For a variety of reasons, the cloud is being regarded as an important and growing influence in healthcare. That’s not surprising, giving the explosion of the volumes of electronic data at a time of tight budgets at many healthcare provider systems. Yet even the most ardent proponents of the use of the cloud in healthcare approach its cautiously, weighing its benefits against its risks, and having procedures in place that mitigate those risks as much as possible.
One long-time proponent of the cloud is Daniel Morreale, vice president and CIO at Riverside Healthcare System, a 680-bed provider organization in Yonkers, N.Y. Recently, he spoke with Healthcare Informatics about his organization’s use of the cloud and its future plans.
Moreale makes a business case for cloud use, citing the cost of data storage, which is an ever-present issue. “If I have an opportunity to minimize my capital expenditures, that’s something I am going to look at,” he says. He also notes that the growth of data storage requirements is on a steep curve, which will continue to rise with the growth of picture archiving and communication system (PACS) across cardiology and other non-radiological medical specialties.

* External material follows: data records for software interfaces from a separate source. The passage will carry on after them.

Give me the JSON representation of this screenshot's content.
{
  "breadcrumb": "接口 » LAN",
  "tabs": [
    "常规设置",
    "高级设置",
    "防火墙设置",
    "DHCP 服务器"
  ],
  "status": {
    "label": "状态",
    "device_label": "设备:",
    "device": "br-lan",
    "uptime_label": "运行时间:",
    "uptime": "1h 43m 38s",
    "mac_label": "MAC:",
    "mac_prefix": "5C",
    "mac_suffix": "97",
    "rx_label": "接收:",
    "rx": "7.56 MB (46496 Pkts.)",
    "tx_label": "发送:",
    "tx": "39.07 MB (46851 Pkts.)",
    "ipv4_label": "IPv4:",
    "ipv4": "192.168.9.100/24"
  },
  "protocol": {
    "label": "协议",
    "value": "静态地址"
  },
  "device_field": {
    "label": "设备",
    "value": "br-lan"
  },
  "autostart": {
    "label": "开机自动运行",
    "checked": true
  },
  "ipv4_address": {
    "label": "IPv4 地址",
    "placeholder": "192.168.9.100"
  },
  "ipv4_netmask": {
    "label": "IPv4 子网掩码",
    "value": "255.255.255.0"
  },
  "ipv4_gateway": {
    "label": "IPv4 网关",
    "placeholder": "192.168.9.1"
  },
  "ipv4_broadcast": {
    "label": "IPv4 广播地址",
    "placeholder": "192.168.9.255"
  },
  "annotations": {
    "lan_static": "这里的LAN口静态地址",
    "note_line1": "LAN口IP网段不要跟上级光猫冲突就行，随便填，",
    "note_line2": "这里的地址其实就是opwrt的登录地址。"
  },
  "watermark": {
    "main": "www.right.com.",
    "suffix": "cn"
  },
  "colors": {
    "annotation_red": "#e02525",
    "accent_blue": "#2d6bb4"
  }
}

He says his hospital system has a goal of eliminating its “massive data frame,” along with its associated power costs, cooling requirements, and capitalization expenses to replace hardware. “If I can get those off my plate and turn those into a relatively low operating expense, I like it,” he says. He notes that he takes a proactive approach to hardware replacement at Riverside, and bases his calculation on a five-year total cost of ownership model.
Morreale says he is open to storing all types of data on the cloud, adding that he has very stringent requirements on how he wants the hospital’s data protected, including encrypting data when it is in motion and while at rest, and providing multiple layers of authentication in order to access it. “With that kind of structure before, I have no issues putting everything on the cloud,” he says.
With that said, he acknowledges that his data can’s be hacked or sold, whether it resides on the cloud or in the hospital’s own data center. “In fact, in many cases the data centers where this data is stored is much better protected than in my own environment,” he says.
Morreale has a long track record in using the cloud. About eight or nine years ago (before working at Riverside), he had used the public cloud (Amazon) to host a health information exchange solution and data. With the Health Information Technology for Economic and Clinical Health (HITECH) Act and stringent requirements on privacy, he pulled back on the use of the public cloud, and opted for the “private” cloud model, with his own VPN and servers that are segregated, so access is limited is restricted. (Currently, Morreale uses Tempe, Ariz.-based ClearDATA, a cloud service provider that specializes in healthcare.)
He adds that cloud storage involves shared risk, and that he makes sure that any vendors that he works with understand that risk. He is “cautiously optimistic about other models of cloud storage such as software-as-a-service (SaaS). He requires those vendors to disclose their security plans and rules and their policies. “I insist that my data be encrypted, both at rest and in motion, which is a show-stopper for many of these smaller vendors,” he says.
Morreale says IT drives the decision to use the cloud, but that it is not solely an IT decision. He includes the hospitals senior leadership, risk management people, and legal counsel in discussions.
One of the most important lessons Morreale says he has learned in using the cloud is not to split the application and the data for that application. Among his early experiences was to run a software application in-house, but decided to store the data on the cloud. “We realized that our ability to restore the data in the event of a problem was not going to work, because it required the company to send my data on disk or tape, requiring a two- or three-day restore time.”